Given data:
---+---

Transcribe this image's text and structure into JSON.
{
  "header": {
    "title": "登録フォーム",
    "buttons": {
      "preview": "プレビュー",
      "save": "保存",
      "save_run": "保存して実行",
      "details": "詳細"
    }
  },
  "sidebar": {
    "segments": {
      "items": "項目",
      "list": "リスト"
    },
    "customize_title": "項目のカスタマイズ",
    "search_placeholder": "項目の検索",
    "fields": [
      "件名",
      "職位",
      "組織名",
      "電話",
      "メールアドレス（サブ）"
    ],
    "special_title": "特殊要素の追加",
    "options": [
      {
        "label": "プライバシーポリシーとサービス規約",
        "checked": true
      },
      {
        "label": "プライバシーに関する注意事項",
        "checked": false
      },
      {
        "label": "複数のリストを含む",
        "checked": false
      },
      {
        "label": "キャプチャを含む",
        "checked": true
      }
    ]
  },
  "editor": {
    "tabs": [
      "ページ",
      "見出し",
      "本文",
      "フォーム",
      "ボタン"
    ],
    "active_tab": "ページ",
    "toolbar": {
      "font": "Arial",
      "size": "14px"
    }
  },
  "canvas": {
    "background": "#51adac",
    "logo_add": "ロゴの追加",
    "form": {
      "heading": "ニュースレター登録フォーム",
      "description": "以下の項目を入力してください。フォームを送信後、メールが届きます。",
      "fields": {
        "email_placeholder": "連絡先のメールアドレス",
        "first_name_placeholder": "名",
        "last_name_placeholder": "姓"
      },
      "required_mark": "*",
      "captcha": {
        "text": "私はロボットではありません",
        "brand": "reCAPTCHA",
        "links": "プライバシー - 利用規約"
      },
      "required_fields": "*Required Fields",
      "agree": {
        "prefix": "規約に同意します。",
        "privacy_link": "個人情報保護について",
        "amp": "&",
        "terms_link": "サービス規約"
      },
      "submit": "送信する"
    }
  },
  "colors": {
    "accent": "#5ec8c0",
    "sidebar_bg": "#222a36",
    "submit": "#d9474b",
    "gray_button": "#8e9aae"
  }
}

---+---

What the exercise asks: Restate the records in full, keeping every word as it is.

Answer for this exercise:
Transcribe this image's text and structure into JSON.
{
  "header": {
    "title": "登録フォーム",
    "buttons": {
      "preview": "プレビュー",
      "save": "保存",
      "save_run": "保存して実行",
      "details": "詳細"
    }
  },
  "sidebar": {
    "segments": {
      "items": "項目",
      "list": "リスト"
    },
    "customize_title": "項目のカスタマイズ",
    "search_placeholder": "項目の検索",
    "fields": [
      "件名",
      "職位",
      "組織名",
      "電話",
      "メールアドレス（サブ）"
    ],
    "special_title": "特殊要素の追加",
    "options": [
      {
        "label": "プライバシーポリシーとサービス規約",
        "checked": true
      },
      {
        "label": "プライバシーに関する注意事項",
        "checked": false
      },
      {
        "label": "複数のリストを含む",
        "checked": false
      },
      {
        "label": "キャプチャを含む",
        "checked": true
      }
    ]
  },
  "editor": {
    "tabs": [
      "ページ",
      "見出し",
      "本文",
      "フォーム",
      "ボタン"
    ],
    "active_tab": "ページ",
    "toolbar": {
      "font": "Arial",
      "size": "14px"
    }
  },
  "canvas": {
    "background": "#51adac",
    "logo_add": "ロゴの追加",
    "form": {
      "heading": "ニュースレター登録フォーム",
      "description": "以下の項目を入力してください。フォームを送信後、メールが届きます。",
      "fields": {
        "email_placeholder": "連絡先のメールアドレス",
        "first_name_placeholder": "名",
        "last_name_placeholder": "姓"
      },
      "required_mark": "*",
      "captcha": {
        "text": "私はロボットではありません",
        "brand": "reCAPTCHA",
        "links": "プライバシー - 利用規約"
      },
      "required_fields": "*Required Fields",
      "agree": {
        "prefix": "規約に同意します。",
        "privacy_link": "個人情報保護について",
        "amp": "&",
        "terms_link": "サービス規約"
      },
      "submit": "送信する"
    }
  },
  "colors": {
    "accent": "#5ec8c0",
    "sidebar_bg": "#222a36",
    "submit": "#d9474b",
    "gray_button": "#8e9aae"
  }
}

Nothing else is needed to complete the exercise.